A reporter at Kentucky's Media Day on Thursday asked freshman Anthony Davis if he'd observed unusual behavior by UK fans. Davis recalled an example of free enterprise at work.
A fan asked him and other UK players to sign basketballs, Davis said. After the autograph, the fan noted, "Thanks, I'm using it to pay for school."
UK advised players to not simply sign their names in the future.
"After that, we sign something to whomever it is," Davis said. "So they won't be able to sell it."
Several UK players noted how they worked on their bodies.
For instance, Davis said he had gained 15 pounds.
Terrence Jones said he had managed to put on weight while slimming down and becoming trimmer. Or as Jones put it, he went from a high school guy to a player with a "college body."
"Not as small anymore," he said. "In high school, you don't touch weights."

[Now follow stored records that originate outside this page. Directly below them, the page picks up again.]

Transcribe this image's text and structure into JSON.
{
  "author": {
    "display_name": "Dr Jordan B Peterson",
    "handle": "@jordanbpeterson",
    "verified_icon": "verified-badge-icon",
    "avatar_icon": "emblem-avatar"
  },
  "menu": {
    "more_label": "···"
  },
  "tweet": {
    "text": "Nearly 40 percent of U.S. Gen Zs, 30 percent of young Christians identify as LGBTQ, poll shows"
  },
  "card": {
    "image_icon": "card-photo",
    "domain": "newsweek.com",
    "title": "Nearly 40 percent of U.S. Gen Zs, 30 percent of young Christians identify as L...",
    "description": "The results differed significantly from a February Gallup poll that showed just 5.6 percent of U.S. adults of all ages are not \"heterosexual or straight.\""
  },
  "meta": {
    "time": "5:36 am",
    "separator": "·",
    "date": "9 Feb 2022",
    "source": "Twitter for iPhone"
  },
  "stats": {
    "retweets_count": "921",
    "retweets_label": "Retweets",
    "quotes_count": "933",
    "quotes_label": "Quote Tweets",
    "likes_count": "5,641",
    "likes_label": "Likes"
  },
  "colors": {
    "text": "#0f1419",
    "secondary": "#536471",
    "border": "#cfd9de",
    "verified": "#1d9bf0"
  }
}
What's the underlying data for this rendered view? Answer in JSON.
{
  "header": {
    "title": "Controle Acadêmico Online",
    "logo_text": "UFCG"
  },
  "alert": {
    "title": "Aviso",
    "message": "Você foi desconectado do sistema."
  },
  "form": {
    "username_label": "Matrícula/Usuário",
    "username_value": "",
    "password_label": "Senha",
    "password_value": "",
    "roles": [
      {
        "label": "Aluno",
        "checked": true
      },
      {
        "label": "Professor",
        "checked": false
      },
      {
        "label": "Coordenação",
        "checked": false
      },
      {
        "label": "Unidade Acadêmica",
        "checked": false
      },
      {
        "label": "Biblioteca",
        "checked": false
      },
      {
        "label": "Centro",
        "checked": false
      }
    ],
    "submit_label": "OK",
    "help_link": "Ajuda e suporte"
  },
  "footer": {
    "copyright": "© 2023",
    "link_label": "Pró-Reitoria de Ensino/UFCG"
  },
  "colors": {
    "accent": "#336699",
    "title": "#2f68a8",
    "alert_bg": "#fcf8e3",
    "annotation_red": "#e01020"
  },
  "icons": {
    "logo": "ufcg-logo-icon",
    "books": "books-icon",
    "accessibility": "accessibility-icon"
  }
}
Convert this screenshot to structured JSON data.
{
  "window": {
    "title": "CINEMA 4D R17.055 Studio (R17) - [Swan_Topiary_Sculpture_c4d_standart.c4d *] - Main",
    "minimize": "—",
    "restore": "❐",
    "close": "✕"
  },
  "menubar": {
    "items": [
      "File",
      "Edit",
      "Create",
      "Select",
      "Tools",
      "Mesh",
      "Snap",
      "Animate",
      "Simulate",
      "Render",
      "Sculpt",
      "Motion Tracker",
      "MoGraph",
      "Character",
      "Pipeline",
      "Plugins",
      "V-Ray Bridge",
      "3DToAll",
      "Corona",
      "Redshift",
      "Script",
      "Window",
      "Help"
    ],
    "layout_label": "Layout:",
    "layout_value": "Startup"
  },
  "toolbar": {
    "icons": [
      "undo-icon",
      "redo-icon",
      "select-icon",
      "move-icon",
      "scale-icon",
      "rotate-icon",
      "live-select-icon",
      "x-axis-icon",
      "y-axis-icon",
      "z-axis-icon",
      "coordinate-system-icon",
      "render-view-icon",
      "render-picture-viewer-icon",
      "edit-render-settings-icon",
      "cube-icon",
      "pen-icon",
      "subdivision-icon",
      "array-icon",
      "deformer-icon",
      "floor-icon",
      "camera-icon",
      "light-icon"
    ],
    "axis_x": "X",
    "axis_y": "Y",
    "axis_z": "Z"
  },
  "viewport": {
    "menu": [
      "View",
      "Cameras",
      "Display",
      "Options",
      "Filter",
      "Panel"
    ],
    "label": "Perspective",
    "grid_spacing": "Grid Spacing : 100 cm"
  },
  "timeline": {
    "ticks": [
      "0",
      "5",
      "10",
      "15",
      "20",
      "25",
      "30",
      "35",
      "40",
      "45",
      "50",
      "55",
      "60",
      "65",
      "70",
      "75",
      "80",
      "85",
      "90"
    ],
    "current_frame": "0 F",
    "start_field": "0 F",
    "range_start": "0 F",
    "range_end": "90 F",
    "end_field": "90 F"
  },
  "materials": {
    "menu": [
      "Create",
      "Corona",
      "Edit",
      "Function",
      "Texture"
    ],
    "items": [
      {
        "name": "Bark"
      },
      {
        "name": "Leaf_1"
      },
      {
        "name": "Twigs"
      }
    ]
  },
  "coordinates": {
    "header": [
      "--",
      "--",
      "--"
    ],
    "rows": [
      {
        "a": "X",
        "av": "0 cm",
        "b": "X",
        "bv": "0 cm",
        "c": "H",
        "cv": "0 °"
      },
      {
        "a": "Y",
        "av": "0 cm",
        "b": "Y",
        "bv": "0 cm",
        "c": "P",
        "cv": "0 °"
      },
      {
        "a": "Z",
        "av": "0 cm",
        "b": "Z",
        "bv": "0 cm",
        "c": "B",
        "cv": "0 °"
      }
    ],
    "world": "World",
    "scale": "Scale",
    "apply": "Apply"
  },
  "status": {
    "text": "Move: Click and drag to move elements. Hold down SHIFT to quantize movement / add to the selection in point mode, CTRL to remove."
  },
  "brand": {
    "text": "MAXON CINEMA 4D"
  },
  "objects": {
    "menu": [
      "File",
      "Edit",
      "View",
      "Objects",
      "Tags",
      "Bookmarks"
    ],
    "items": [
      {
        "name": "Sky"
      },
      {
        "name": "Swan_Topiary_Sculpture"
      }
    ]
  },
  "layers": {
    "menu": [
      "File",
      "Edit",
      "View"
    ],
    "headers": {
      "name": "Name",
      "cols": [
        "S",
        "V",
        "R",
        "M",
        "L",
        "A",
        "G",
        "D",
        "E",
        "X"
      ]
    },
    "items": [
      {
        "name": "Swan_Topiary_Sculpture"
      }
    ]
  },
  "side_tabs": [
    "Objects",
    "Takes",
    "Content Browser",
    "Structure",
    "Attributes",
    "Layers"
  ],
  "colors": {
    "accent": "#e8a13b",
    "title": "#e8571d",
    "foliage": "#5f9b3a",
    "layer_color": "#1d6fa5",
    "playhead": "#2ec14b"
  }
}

Freshman point guard Marquis Teague said he arrived at UK weighing 170 pounds and now tips the scales at 187.
"Trying to get a lot stronger," he said. "It helps to be able to take more contact. Defensively, I can pressure the ball a lot better (and) not get knocked around."
Lockout helps UK
UK players touted the benefit of having played against NBA players this fall.
Several NBA players, primarily members of the Oklahoma City Thunder, worked out in Lexington earlier this fall. Those workouts included pickup games involving UK players.
"Nothing's better," Stacey Poole said of the benefits derived from such games.
Added Jones: "It gave us more confidence as a team going into the season."
But Jones tempered his comments when asked about competing with LeBron James.
"It's hard to compare open gym against really playing him in a NBA game," Jones said.
Point guard presents an interesting dynamic for Kentucky.
The presumed point guard, Teague, plays so aggressively he's been called "a pit bull" by Coach John Calipari.
Yet, UK will have to scramble to find a backup point guard should Teague get in foul trouble.
"I think I'm over-aggressive," Teague said. "... (Calipari) says I need to pick and choose.
"He still wants me to play aggressive defense. But I have to watch myself. If I get one quick foul, back off a little bit."
Teague welcomed the "pit bull" tag and the snarling connotation that goes with it.
"He says that because I play defense aggressively," Teague said. "I pick up people full court, try to get into them (and) try to make them mad."
Busy man/bushy man
Sophomore Doron Lamb had noticeably longer hair.
"Don't have time for haircuts," said Lamb, who noted how much time he and his teammates had been spending in the gym. "As of now, I might not ever cut it."
With a cluster of reporters standing in front of him, Jones noted how UK had schooled the players on what to say — and what not to say — to the media.
And what was the advice?
"I don't remember," Jones said with a smile.
When a reporter suggested that Jones and the UK players might be counting down the minutes in the hour-long Media Day session, Jones said with a deadpan expression, "I don't look at the clock."
Then, he added, "We have 14 minutes (remaining)."
When asked about angering Louisville fans by becoming the latest UK coach to declare the program pre-eminent in Kentucky, Calipari said, "I'm not trying to, I'm just coaching my team. That's what I do.
"I work here at the University of Kentucky, and I coach my team. That seems to aggravate a lot of people."
Reporters laughed. Then another question prompted Calipari to say, "I was still thinking about what I said. Tell me that again."